Return an exact copy of the entries, skipping any picture you find.

---------- Data supplied

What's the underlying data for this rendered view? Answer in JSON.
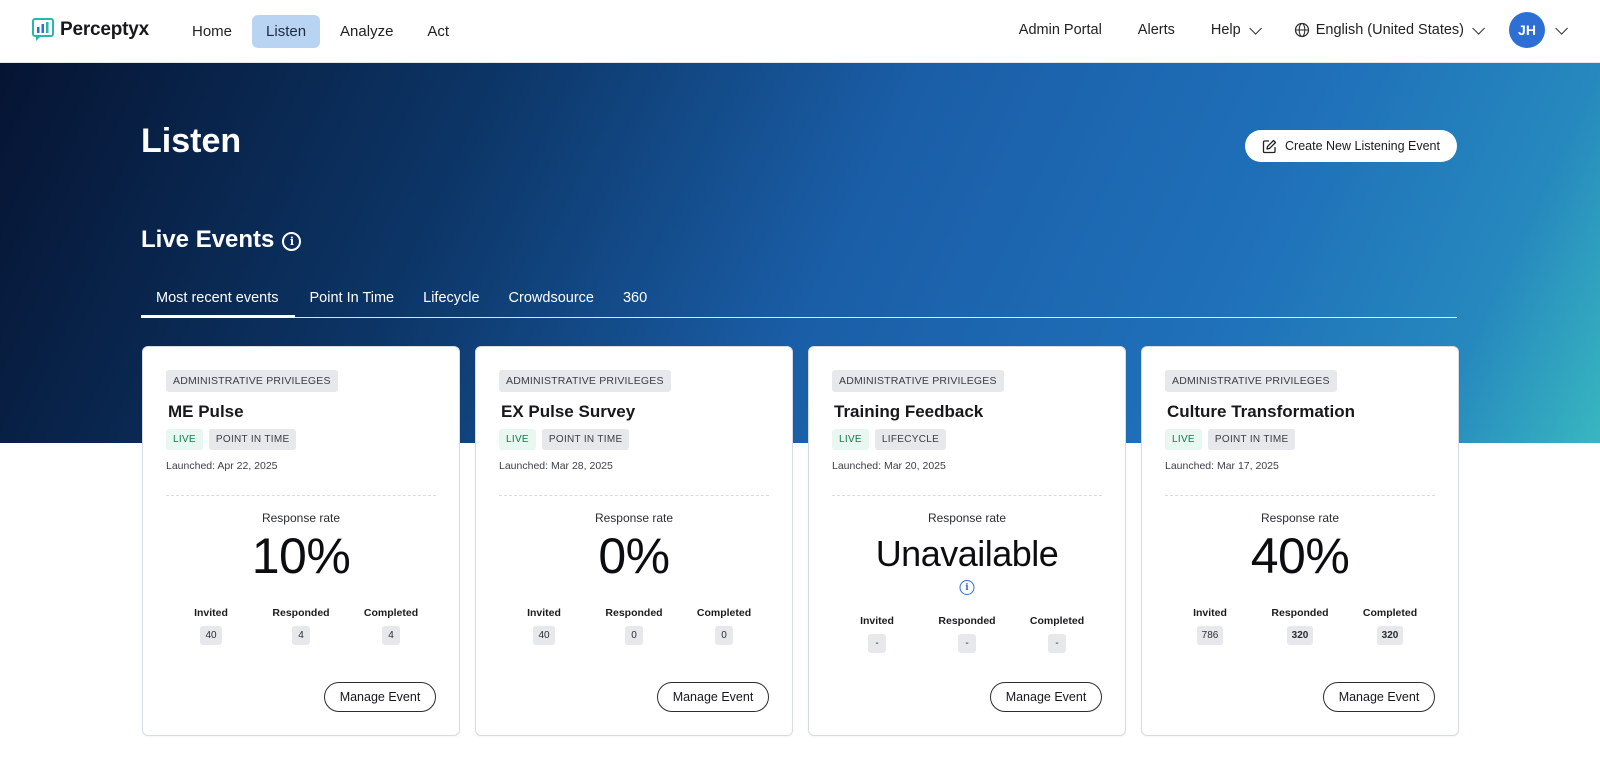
{
  "app": {
    "logo_text": "Perceptyx"
  },
  "nav": {
    "items": [
      {
        "label": "Home",
        "active": false
      },
      {
        "label": "Listen",
        "active": true
      },
      {
        "label": "Analyze",
        "active": false
      },
      {
        "label": "Act",
        "active": false
      }
    ],
    "admin_portal": "Admin Portal",
    "alerts": "Alerts",
    "help": "Help",
    "language": "English (United States)",
    "avatar_initials": "JH"
  },
  "page": {
    "title": "Listen",
    "create_button": "Create New Listening Event",
    "section_title": "Live Events",
    "tabs": [
      "Most recent events",
      "Point In Time",
      "Lifecycle",
      "Crowdsource",
      "360"
    ],
    "active_tab": 0
  },
  "cards": [
    {
      "badge": "ADMINISTRATIVE PRIVILEGES",
      "title": "ME Pulse",
      "status": "LIVE",
      "type": "POINT IN TIME",
      "launched": "Launched: Apr 22, 2025",
      "rate_label": "Response rate",
      "rate": "10%",
      "invited_label": "Invited",
      "invited": "40",
      "responded_label": "Responded",
      "responded": "4",
      "completed_label": "Completed",
      "completed": "4",
      "manage": "Manage Event"
    },
    {
      "badge": "ADMINISTRATIVE PRIVILEGES",
      "title": "EX Pulse Survey",
      "status": "LIVE",
      "type": "POINT IN TIME",
      "launched": "Launched: Mar 28, 2025",
      "rate_label": "Response rate",
      "rate": "0%",
      "invited_label": "Invited",
      "invited": "40",
      "responded_label": "Responded",
      "responded": "0",
      "completed_label": "Completed",
      "completed": "0",
      "manage": "Manage Event"
    },
    {
      "badge": "ADMINISTRATIVE PRIVILEGES",
      "title": "Training Feedback",
      "status": "LIVE",
      "type": "LIFECYCLE",
      "launched": "Launched: Mar 20, 2025",
      "rate_label": "Response rate",
      "rate": "Unavailable",
      "invited_label": "Invited",
      "invited": "-",
      "responded_label": "Responded",
      "responded": "-",
      "completed_label": "Completed",
      "completed": "-",
      "manage": "Manage Event"
    },
    {
      "badge": "ADMINISTRATIVE PRIVILEGES",
      "title": "Culture Transformation",
      "status": "LIVE",
      "type": "POINT IN TIME",
      "launched": "Launched: Mar 17, 2025",
      "rate_label": "Response rate",
      "rate": "40%",
      "invited_label": "Invited",
      "invited": "786",
      "responded_label": "Responded",
      "responded": "320",
      "completed_label": "Completed",
      "completed": "320",
      "manage": "Manage Event"
    }
  ],
  "colors": {
    "accent": "#2e6fd6",
    "nav_active_bg": "#b9d3f3",
    "hero_dark": "#061432",
    "hero_mid": "#1a5ea7",
    "hero_teal": "#38b7c0",
    "live_text": "#0f7a4c"
  },
  "icons": {
    "logo": "chat-bars-icon",
    "language": "globe-icon",
    "create": "edit-square-icon",
    "info": "info-icon"
  }
}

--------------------

[Output]:
What's the underlying data for this rendered view? Answer in JSON.
{
  "app": {
    "logo_text": "Perceptyx"
  },
  "nav": {
    "items": [
      {
        "label": "Home",
        "active": false
      },
      {
        "label": "Listen",
        "active": true
      },
      {
        "label": "Analyze",
        "active": false
      },
      {
        "label": "Act",
        "active": false
      }
    ],
    "admin_portal": "Admin Portal",
    "alerts": "Alerts",
    "help": "Help",
    "language": "English (United States)",
    "avatar_initials": "JH"
  },
  "page": {
    "title": "Listen",
    "create_button": "Create New Listening Event",
    "section_title": "Live Events",
    "tabs": [
      "Most recent events",
      "Point In Time",
      "Lifecycle",
      "Crowdsource",
      "360"
    ],
    "active_tab": 0
  },
  "cards": [
    {
      "badge": "ADMINISTRATIVE PRIVILEGES",
      "title": "ME Pulse",
      "status": "LIVE",
      "type": "POINT IN TIME",
      "launched": "Launched: Apr 22, 2025",
      "rate_label": "Response rate",
      "rate": "10%",
      "invited_label": "Invited",
      "invited": "40",
      "responded_label": "Responded",
      "responded": "4",
      "completed_label": "Completed",
      "completed": "4",
      "manage": "Manage Event"
    },
    {
      "badge": "ADMINISTRATIVE PRIVILEGES",
      "title": "EX Pulse Survey",
      "status": "LIVE",
      "type": "POINT IN TIME",
      "launched": "Launched: Mar 28, 2025",
      "rate_label": "Response rate",
      "rate": "0%",
      "invited_label": "Invited",
      "invited": "40",
      "responded_label": "Responded",
      "responded": "0",
      "completed_label": "Completed",
      "completed": "0",
      "manage": "Manage Event"
    },
    {
      "badge": "ADMINISTRATIVE PRIVILEGES",
      "title": "Training Feedback",
      "status": "LIVE",
      "type": "LIFECYCLE",
      "launched": "Launched: Mar 20, 2025",
      "rate_label": "Response rate",
      "rate": "Unavailable",
      "invited_label": "Invited",
      "invited": "-",
      "responded_label": "Responded",
      "responded": "-",
      "completed_label": "Completed",
      "completed": "-",
      "manage": "Manage Event"
    },
    {
      "badge": "ADMINISTRATIVE PRIVILEGES",
      "title": "Culture Transformation",
      "status": "LIVE",
      "type": "POINT IN TIME",
      "launched": "Launched: Mar 17, 2025",
      "rate_label": "Response rate",
      "rate": "40%",
      "invited_label": "Invited",
      "invited": "786",
      "responded_label": "Responded",
      "responded": "320",
      "completed_label": "Completed",
      "completed": "320",
      "manage": "Manage Event"
    }
  ],
  "colors": {
    "accent": "#2e6fd6",
    "nav_active_bg": "#b9d3f3",
    "hero_dark": "#061432",
    "hero_mid": "#1a5ea7",
    "hero_teal": "#38b7c0",
    "live_text": "#0f7a4c"
  },
  "icons": {
    "logo": "chat-bars-icon",
    "language": "globe-icon",
    "create": "edit-square-icon",
    "info": "info-icon"
  }
}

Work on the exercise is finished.